Tuesday, July 03, 2018

The Story of Beatrix Potter - Sarah Gristwood

I must admit to have not grown up reading Beatrix Potter books, but as I have grown up I admire the talent in writing and illustrating them and am not immune to their charms.  I liked this book about Beatrix Potters life, from the most Victorian of childhoods where she was more or less isolated at home with her uptight parents.  She was surrounded by pets and had a huge interest in nature an adored holidays spent in Scotland and the Lake District.

As her success as an author grew after writing thirty books, she was able to use her income and a legacy from an aunt to buy first one farm, and then many other properties in her beloved Lake District and when she died she gifted the land to the National Trust, preserving their beauty for the generations ahead.

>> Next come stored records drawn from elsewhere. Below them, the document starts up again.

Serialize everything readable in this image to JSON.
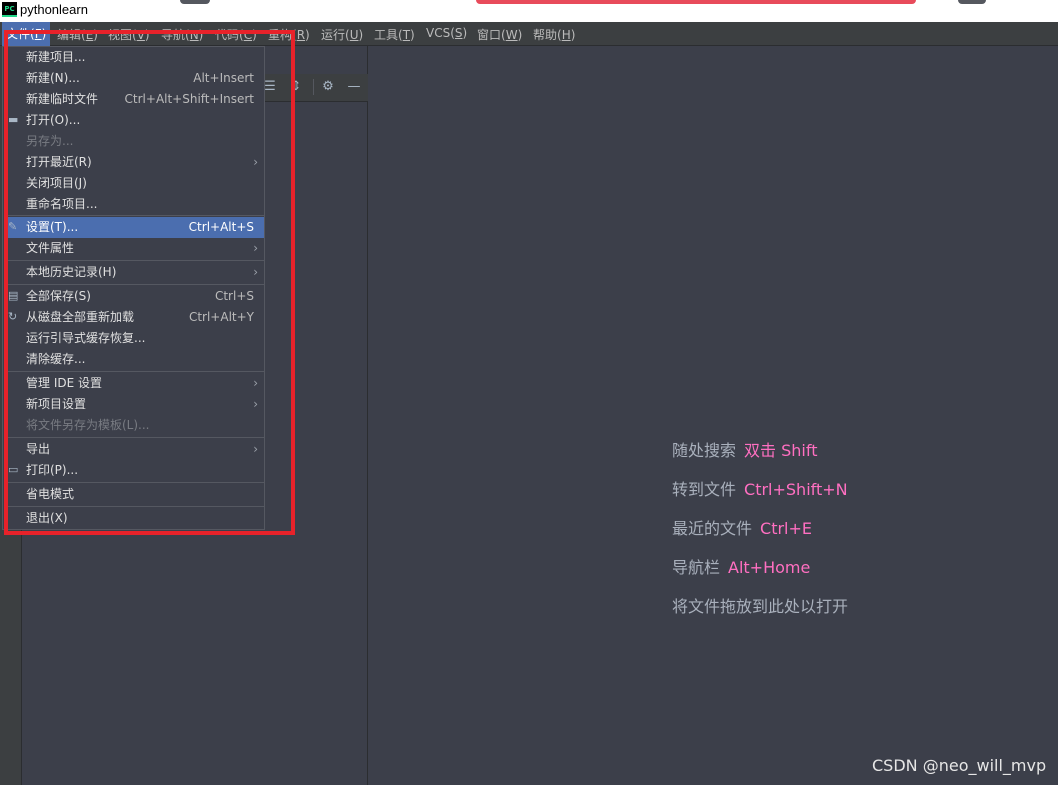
{
  "window": {
    "title": "pythonlearn",
    "app_icon_text": "PC"
  },
  "menubar": [
    {
      "label": "文件(",
      "key": "F",
      "suffix": ")"
    },
    {
      "label": "编辑(",
      "key": "E",
      "suffix": ")"
    },
    {
      "label": "视图(",
      "key": "V",
      "suffix": ")"
    },
    {
      "label": "导航(",
      "key": "N",
      "suffix": ")"
    },
    {
      "label": "代码(",
      "key": "C",
      "suffix": ")"
    },
    {
      "label": "重构(",
      "key": "R",
      "suffix": ")"
    },
    {
      "label": "运行(",
      "key": "U",
      "suffix": ")"
    },
    {
      "label": "工具(",
      "key": "T",
      "suffix": ")"
    },
    {
      "label": "VCS(",
      "key": "S",
      "suffix": ")"
    },
    {
      "label": "窗口(",
      "key": "W",
      "suffix": ")"
    },
    {
      "label": "帮助(",
      "key": "H",
      "suffix": ")"
    }
  ],
  "file_menu": {
    "new_project": "新建项目...",
    "new": "新建(N)...",
    "new_shortcut": "Alt+Insert",
    "new_scratch": "新建临时文件",
    "new_scratch_shortcut": "Ctrl+Alt+Shift+Insert",
    "open": "打开(O)...",
    "save_as": "另存为...",
    "open_recent": "打开最近(R)",
    "close_project": "关闭项目(J)",
    "rename_project": "重命名项目...",
    "settings": "设置(T)...",
    "settings_shortcut": "Ctrl+Alt+S",
    "file_properties": "文件属性",
    "local_history": "本地历史记录(H)",
    "save_all": "全部保存(S)",
    "save_all_shortcut": "Ctrl+S",
    "reload_all": "从磁盘全部重新加载",
    "reload_all_shortcut": "Ctrl+Alt+Y",
    "repair_ide": "运行引导式缓存恢复...",
    "invalidate_caches": "清除缓存...",
    "manage_ide_settings": "管理 IDE 设置",
    "new_project_settings": "新项目设置",
    "save_as_template": "将文件另存为模板(L)...",
    "export": "导出",
    "print": "打印(P)...",
    "power_save": "省电模式",
    "exit": "退出(X)"
  },
  "welcome_hints": [
    {
      "label": "随处搜索",
      "key": "双击 Shift"
    },
    {
      "label": "转到文件",
      "key": "Ctrl+Shift+N"
    },
    {
      "label": "最近的文件",
      "key": "Ctrl+E"
    },
    {
      "label": "导航栏",
      "key": "Alt+Home"
    },
    {
      "label": "将文件拖放到此处以打开",
      "key": ""
    }
  ],
  "watermark": "CSDN @neo_will_mvp",
  "colors": {
    "accent": "#4b6eaf",
    "highlight": "#e8222a",
    "shortcut": "#ff6fc1"
  }
}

Somehow though I came away feeling sad for this kind and talented woman who seemed to have had a  lonely time for a lot of her life. 3/5


sallyhicks said...

I read a different biography and agree she was really sad when her fiancé died but think she was happy for many years married to the solicitor who had been a friend since she was a child. Have you watched the DVD with Renee Ziegler? I felt she turned Beatrice as an adult into an almost comic cartoon type person.
If you enjoy that era you may like Lakeland Journels by Dorothy Wordsworth. I think it it is a really fantastic book and bought it from Amazon but the library is bound to have it. The complete volume is packed with colour paintings and b/w sketches of Wordsworth,Coleridge and heaps more. One of the best books I have read.

John Bellen said...

I always liked Beatrix Potter - though I preferred other children’s books, such as “Alice in Wonderland” - but even as a child, I wondered why some animals wore clothes and cooked in kitchens and others acted like real animals.